Citing PatentFiling datePublication dateApplicantTitle
US4956490 *Mar 9, 1989Sep 11, 1990Merck & Co., Inc.Process for preparing benzylpyruvic acids and esters
U.S. Classification514/15.7, 530/800, 562/457, 560/44
International ClassificationC07K5/02, A61K38/00
Cooperative ClassificationY10S530/80, C07K5/022, A61K38/00
European ClassificationC07K5/02H
Legal Events
Aug 9, 1982ASAssignment
Effective date: 19820505
Effective date: 19820505
May 15, 1990REMIMaintenance fee reminder mailed
Jun 8, 1990SULPSurcharge for late payment
Jun 8, 1990FPAYFee payment
Year of fee payment: 4
May 24, 1994REMIMaintenance fee reminder mailed
Oct 16, 1994LAPSLapse for failure to pay maintenance fees

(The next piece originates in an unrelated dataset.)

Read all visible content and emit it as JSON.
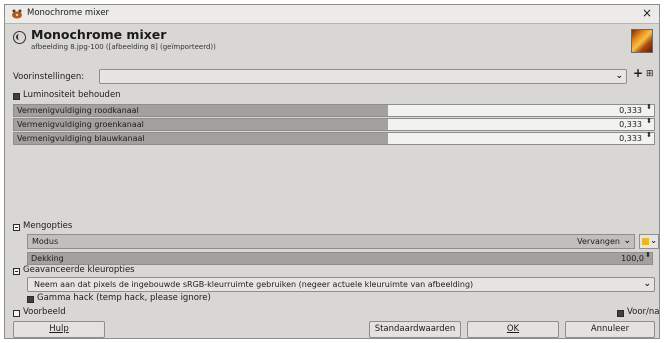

Dec 27, 1994FPExpired due to failure to pay maintenance fee
Effective date: 19941019